International Press Freedom day saw Freedom House roll out its annual report on media freedom in the world.
As expected, it had its moments of elation and gloom.
The year 2011 featured precarious but potentially far-reaching gains for media freedom in the Middle East and North Africa. Major steps forward were recorded in Egypt, Libya, and Tunisia, where longtime dictators were removed after successful popular uprisings. While trends in these countries were not uniformly positive, with important setbacks to democratic prospects in both Egypt and Libya toward year’s end, the magnitude of the improvements—especially in Tunisia and Libya—represented major breakthroughs in a region that has a long history of media control by autocratic leaders. The gains more than offset declines in several other countries in the Middle East. And even the greatest declines, in Bahrain and Syria, reflected the regimes’ alarmed and violent reactions to tenacious protest movements, whose bold demands for greater freedom included calls for a more open media environment.
The numbers are impressive (or depressing, depending on how you look at it).
The report found that only 14.5 percent of the world’s people—or roughly one in six—live in countries where coverage of political news is robust, the safety of journalists is guaranteed, state intrusion in media affairs is minimal, and the press is not subject to onerous legal or economic pressures. Deterioration was also seen in a number of Partly Free media environments, such as Ecuador, Macedonia, Malawi, Uganda, and Ukraine.
And so we come to a real problem. Deterioration is not only about governments imposing their will on journalists but it also comes from many other threats. And, unfortunately, too few people take the time — or are unwilling — to see the difference.
What struck me was the ranking of Honduras as Not Free.
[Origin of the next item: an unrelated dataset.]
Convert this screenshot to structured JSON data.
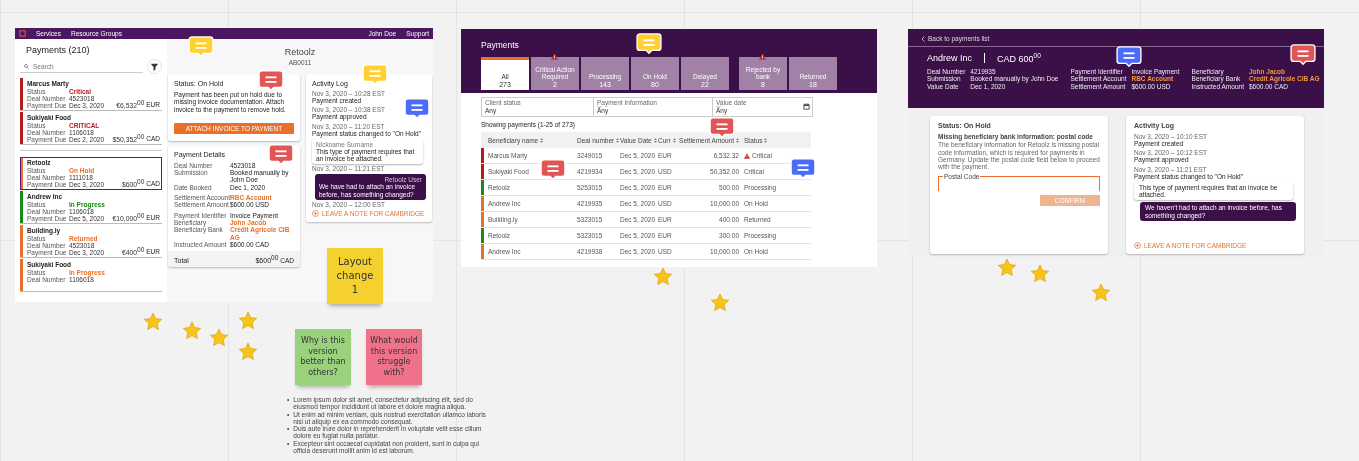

I live there and I have to say the newspapers and broadcast journalists are pretty feisty and independent of government control. (Much to the shock and horror of the Honduran government when critical stories make the rounds.)
So, for Freedom House, the lack of freedom in Honduras does not come from an overt action by the current government. It comes from non-governmental forces. However, Freedom House sees a growing problem in the region from both criminal elements and governments.
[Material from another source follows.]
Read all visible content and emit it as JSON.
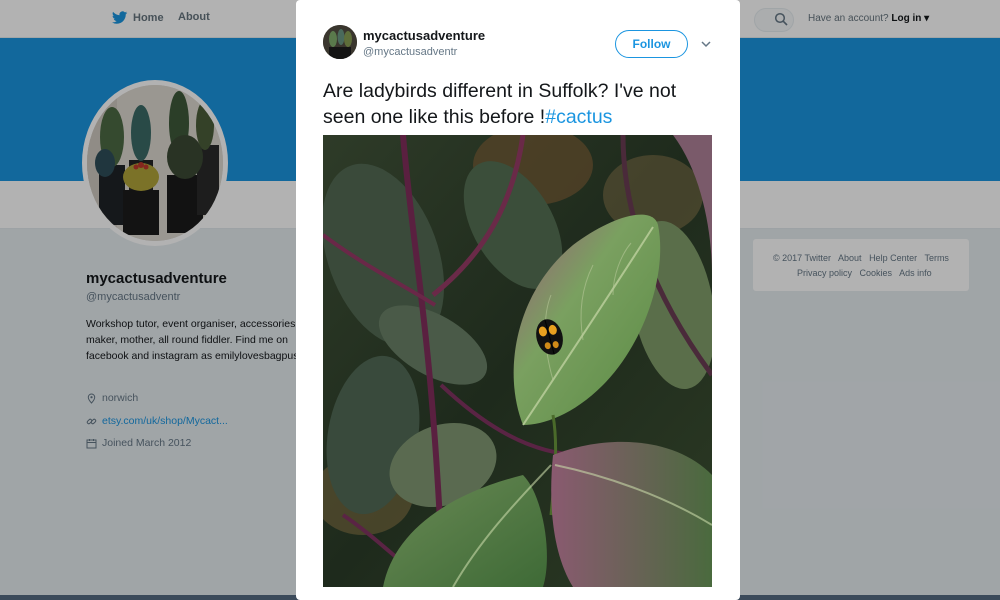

Whether due to violence by criminal groups, as in Mexico and Honduras, or government hostility to media criticism, as in Venezuela, Argentina, and Bolivia, media freedom is on the defensive in much of Central and South America.
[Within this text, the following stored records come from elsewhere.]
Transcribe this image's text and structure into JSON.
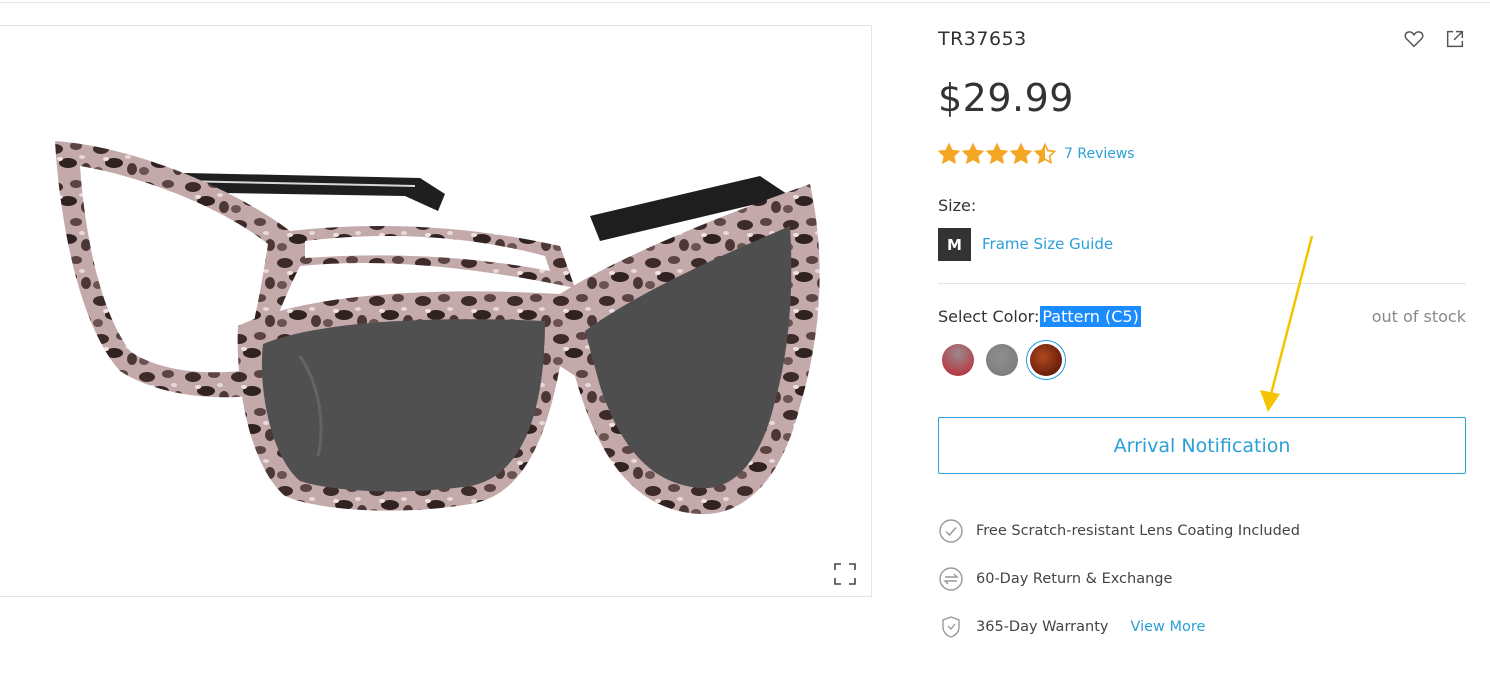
{
  "product": {
    "sku": "TR37653",
    "price": "$29.99",
    "rating_value": 4.5,
    "rating_max": 5,
    "reviews_label": "7 Reviews",
    "image_alt": "Cat-eye tortoise frame with clip-on sunglasses"
  },
  "size": {
    "label": "Size:",
    "selected": "M",
    "guide_label": "Frame Size Guide"
  },
  "color": {
    "label": "Select Color:",
    "selected_name": "Pattern (C5)",
    "stock_status": "out of stock",
    "swatches": [
      {
        "name": "red-gradient",
        "color": "#b5414a"
      },
      {
        "name": "grey",
        "color": "#808080"
      },
      {
        "name": "brown-pattern",
        "color": "#7a2a10",
        "selected": true
      }
    ]
  },
  "actions": {
    "notify_label": "Arrival Notification"
  },
  "benefits": [
    {
      "icon": "check-circle-icon",
      "label": "Free Scratch-resistant Lens Coating Included"
    },
    {
      "icon": "exchange-icon",
      "label": "60-Day Return & Exchange"
    },
    {
      "icon": "shield-icon",
      "label": "365-Day Warranty",
      "link": "View More"
    }
  ],
  "colors": {
    "accent": "#2a9fd8",
    "star": "#f5a623",
    "annotation_arrow": "#f5c400",
    "selection_highlight": "#1a8cff"
  }
}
Journalists in Mexico and Honduras are working very hard to tell the stories about what is happening in their countries. For both places the threat is not from their governments — except for the incompetent nature of those governments to deal with criminal elements and corruption of many government officials — but rather from “private” players. Reporters are threatened and some are killed. (Most recently in Mexico the bodies of three photojournalists were found.) But not by government agents.
In Venezuela and Bolivia the threat is both from the governments and criminal elements.
In Honduras, under the coup government of Micheletti, there was an active and official campaign to harass and detain journalists but that has pretty much stopped under the Lobo government. That does not mean that occasionally Lobo doesn’t say things about press freedom that he quickly regrets. And those statements do make people nervous. But unlike his predecessor — Micheletti — he has not ordered arrests or harassment of journalists.
Honduras also stayed in the Not Free category because of continued harassment and intimidation of journalists. Although fewer journalists were killed than in 2010, self-censorship and a lack of access to information were still problems.
The last sentence is significant and shows a continued problem in Honduras.
The governments of the past have shown little desire to be transparent. And while the Lobo government makes all the right noises about being more transparent it shows little action in that direction. It even failed to send a delegate to the most recent meeting of the Open Government Initiative. (Not a good sign.)